Maybe the name Mary Quant does not bring anything yet in your mind, but I know that all of you have laid eyes on her greatest creation at least once: the miniskirt. What takes place within this small clothes shop is just a small taste, a fashion reflection, of the certainly greater changes outside those walls. Across the world a cultural revolution is taking place and while the miniskirt is a British invention, it explodes in Italy where it becomes a part of the Italian lifestyle.
Not only is hard to imagine advertisements for Vespa and Lambretta without the miniskirt, but it was also a favorite of many of the top stars that are synonymous with Italy like Mina and Raffaella Carrà.
In a world in which people were becoming more aware of themselves, many women felt that the long style of skirt was weighing them down. Twiggy, the first model to wear the miniskirt, becomes the symbol of women’s emancipation. Healthy emancipation, I believe. The women of the ’60s, indeed, finally shed the label of housewives. The heavier and darker clothes of their mothers began to yellow as they were forgotten in some big closet hidden in the attic. It was the revolution of women, of youth, of legs!
The miniskirt celebrated femininity. Imagine a colorful revolution worn by thousand of women. The road to popularity wasn’t that easy for the miniskirt, in the beginning. The large majority of the society kept looking at the miniskirt as a shameless piece of clothing. Luckily, the power of that river was too strong to be restrained. Uncountable models of this skirt that was sometimes the length of a shirt started to appear all over the world.
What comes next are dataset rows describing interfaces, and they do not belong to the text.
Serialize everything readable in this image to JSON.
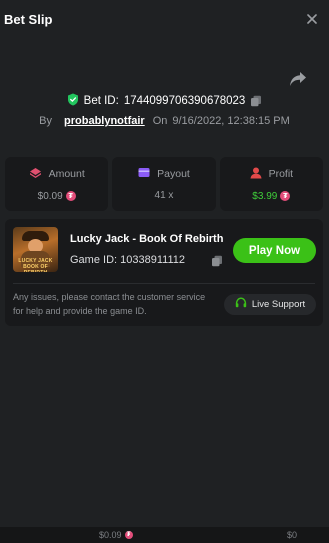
{
  "header": {
    "title": "Bet Slip",
    "close_icon": "close-icon"
  },
  "bet": {
    "id_label": "Bet ID:",
    "id_value": "1744099706390678023",
    "by_label": "By",
    "username": "probablynotfair",
    "on_label": "On",
    "datetime": "9/16/2022, 12:38:15 PM"
  },
  "stats": {
    "amount": {
      "label": "Amount",
      "value": "$0.09",
      "icon": "coins-icon"
    },
    "payout": {
      "label": "Payout",
      "value": "41 x",
      "icon": "wallet-icon"
    },
    "profit": {
      "label": "Profit",
      "value": "$3.99",
      "icon": "profit-icon"
    }
  },
  "game": {
    "title": "Lucky Jack - Book Of Rebirth",
    "id_label": "Game ID:",
    "id_value": "10338911112",
    "thumb_caption_1": "LUCKY JACK",
    "thumb_caption_2": "BOOK OF REBIRTH",
    "play_label": "Play Now",
    "note": "Any issues, please contact the customer service for help and provide the game ID.",
    "support_label": "Live Support"
  },
  "footer": {
    "value_left": "$0.09",
    "value_right": "$0"
  },
  "colors": {
    "background": "#1f2123",
    "card": "#18191b",
    "accent_green": "#3bc117",
    "profit_green": "#3fce3a",
    "coin_pink": "#e24d7a",
    "amount_icon": "#e0506f",
    "payout_icon": "#8b5cf6",
    "profit_icon": "#e24a4a",
    "verified_green": "#22c55e"
  }
}
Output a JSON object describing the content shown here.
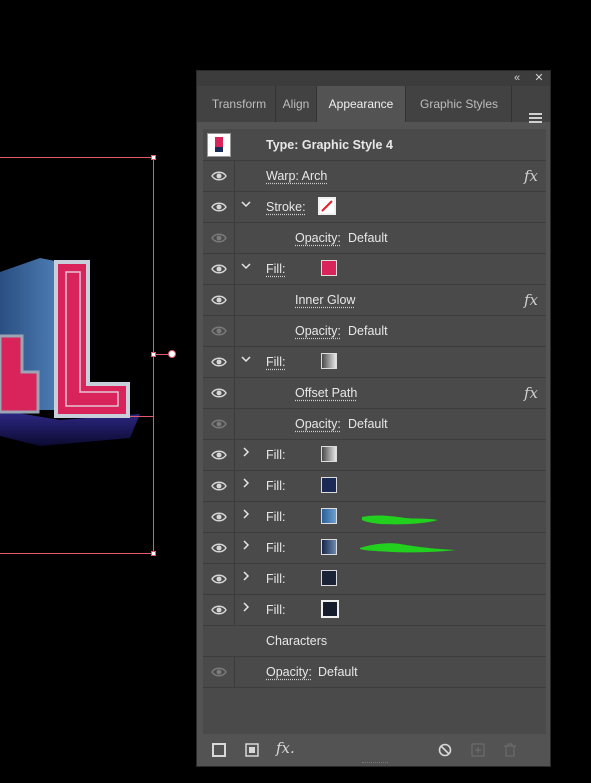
{
  "panel": {
    "collapse_glyph": "«",
    "close_glyph": "✕",
    "tabs": [
      {
        "label": "Transform",
        "active": false
      },
      {
        "label": "Align",
        "active": false
      },
      {
        "label": "Appearance",
        "active": true
      },
      {
        "label": "Graphic Styles",
        "active": false
      }
    ],
    "menu_icon": "hamburger-menu-icon"
  },
  "appearance": {
    "type_label": "Type: Graphic Style 4",
    "fx_glyph": "fx",
    "rows": [
      {
        "kind": "effect",
        "label": "Warp: Arch",
        "visible": true,
        "fx": true
      },
      {
        "kind": "stroke",
        "label": "Stroke:",
        "visible": true,
        "expanded": true,
        "swatch": "none-red-slash"
      },
      {
        "kind": "opacity",
        "label": "Opacity:",
        "value": "Default",
        "visible": false,
        "indent": true
      },
      {
        "kind": "fill",
        "label": "Fill:",
        "visible": true,
        "expanded": true,
        "swatch": "#d8245a"
      },
      {
        "kind": "effect",
        "label": "Inner Glow",
        "visible": true,
        "fx": true,
        "indent": true
      },
      {
        "kind": "opacity",
        "label": "Opacity:",
        "value": "Default",
        "visible": false,
        "indent": true
      },
      {
        "kind": "fill",
        "label": "Fill:",
        "visible": true,
        "expanded": true,
        "swatch": "gradient-gray"
      },
      {
        "kind": "effect",
        "label": "Offset Path",
        "visible": true,
        "fx": true,
        "indent": true
      },
      {
        "kind": "opacity",
        "label": "Opacity:",
        "value": "Default",
        "visible": false,
        "indent": true
      },
      {
        "kind": "fill",
        "label": "Fill:",
        "visible": true,
        "expanded": false,
        "swatch": "gradient-gray"
      },
      {
        "kind": "fill",
        "label": "Fill:",
        "visible": true,
        "expanded": false,
        "swatch": "#1a2a55"
      },
      {
        "kind": "fill",
        "label": "Fill:",
        "visible": true,
        "expanded": false,
        "swatch": "gradient-blue"
      },
      {
        "kind": "fill",
        "label": "Fill:",
        "visible": true,
        "expanded": false,
        "swatch": "gradient-navy"
      },
      {
        "kind": "fill",
        "label": "Fill:",
        "visible": true,
        "expanded": false,
        "swatch": "#1b2437"
      },
      {
        "kind": "fill",
        "label": "Fill:",
        "visible": true,
        "expanded": false,
        "swatch": "#151c2b"
      },
      {
        "kind": "characters",
        "label": "Characters"
      },
      {
        "kind": "opacity",
        "label": "Opacity:",
        "value": "Default",
        "visible": false,
        "indent": false
      }
    ]
  },
  "footer": {
    "icons": [
      "add-new-stroke-icon",
      "add-new-fill-icon",
      "add-new-effect-icon",
      "clear-appearance-icon",
      "duplicate-item-icon",
      "delete-item-icon"
    ],
    "fx_label": "fx."
  },
  "colors": {
    "accent_selection": "#e05a6a",
    "annotation_green": "#22d11e",
    "letter_red": "#d8245a"
  }
}
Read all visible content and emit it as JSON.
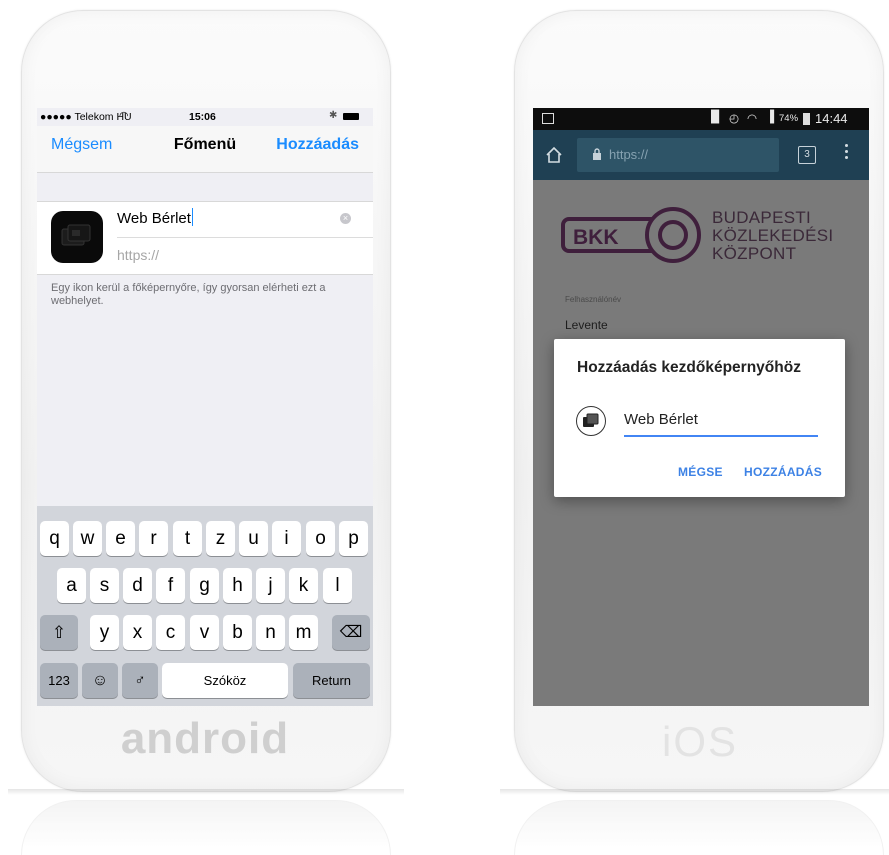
{
  "left_phone": {
    "brand_label": "android",
    "status": {
      "carrier": "●●●●● Telekom HU",
      "wifi_icon": "wifi-icon",
      "time": "15:06",
      "bluetooth_icon": "bluetooth-icon",
      "battery_icon": "battery-icon"
    },
    "nav": {
      "cancel": "Mégsem",
      "title": "Főmenü",
      "add": "Hozzáadás"
    },
    "bookmark": {
      "name": "Web Bérlet",
      "url_placeholder": "https://",
      "clear_icon": "clear-icon"
    },
    "help_text": "Egy ikon kerül a főképernyőre, így gyorsan elérheti ezt a webhelyet.",
    "keyboard": {
      "row1": [
        "q",
        "w",
        "e",
        "r",
        "t",
        "z",
        "u",
        "i",
        "o",
        "p"
      ],
      "row2": [
        "a",
        "s",
        "d",
        "f",
        "g",
        "h",
        "j",
        "k",
        "l"
      ],
      "row3": [
        "y",
        "x",
        "c",
        "v",
        "b",
        "n",
        "m"
      ],
      "shift_icon": "shift-icon",
      "delete_icon": "backspace-icon",
      "numbers": "123",
      "emoji_icon": "emoji-icon",
      "mic_icon": "microphone-icon",
      "space": "Szóköz",
      "return": "Return"
    }
  },
  "right_phone": {
    "brand_label": "iOS",
    "status": {
      "battery_percent": "74%",
      "time": "14:44",
      "signal_icon": "signal-icon"
    },
    "toolbar": {
      "url": "https://",
      "tab_count": "3",
      "home_icon": "home-icon",
      "lock_icon": "lock-icon",
      "menu_icon": "overflow-menu-icon"
    },
    "page": {
      "logo_text": "BKK",
      "org_lines": [
        "BUDAPESTI",
        "KÖZLEKEDÉSI",
        "KÖZPONT"
      ],
      "username_label": "Felhasználónév",
      "username_value": "Levente"
    },
    "dialog": {
      "title": "Hozzáadás kezdőképernyőhöz",
      "input_value": "Web Bérlet",
      "cancel": "MÉGSE",
      "add": "HOZZÁADÁS"
    }
  }
}
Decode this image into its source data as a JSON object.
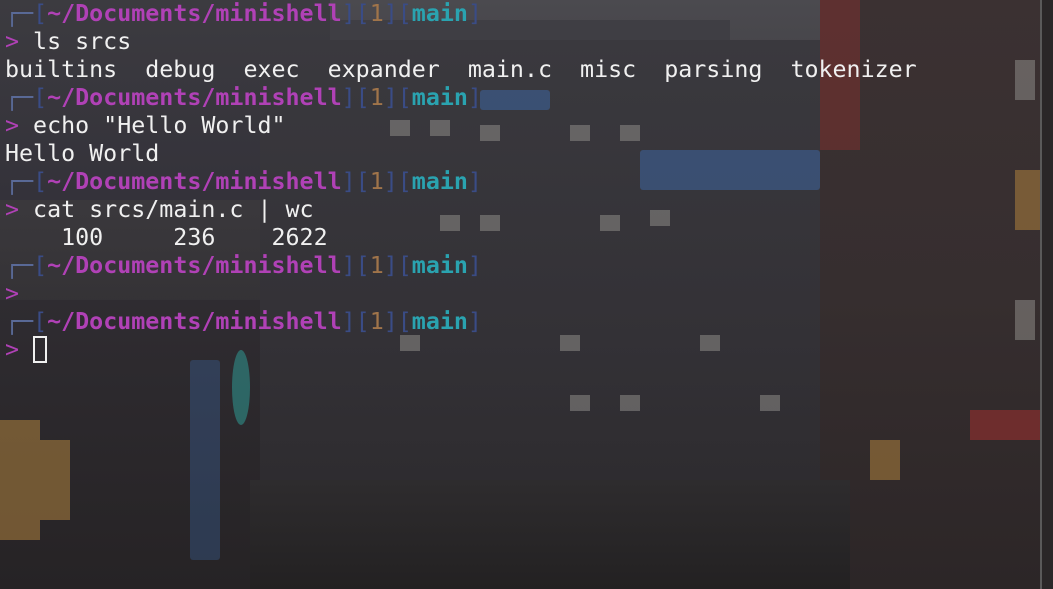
{
  "prompt": {
    "corner": "┌─",
    "open_bracket": "[",
    "close_bracket": "]",
    "path": "~/Documents/minishell",
    "exit_code": "1",
    "branch": "main",
    "arrow": ">"
  },
  "history": [
    {
      "command": " ls srcs",
      "output": [
        "builtins  debug  exec  expander  main.c  misc  parsing  tokenizer"
      ]
    },
    {
      "command": " echo \"Hello World\"",
      "output": [
        "Hello World"
      ]
    },
    {
      "command": " cat srcs/main.c | wc",
      "output": [
        "    100     236    2622"
      ]
    },
    {
      "command": "",
      "output": []
    }
  ],
  "current_input": " "
}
In the end, all that obstacles made the conquest of the fashion world even sweeter.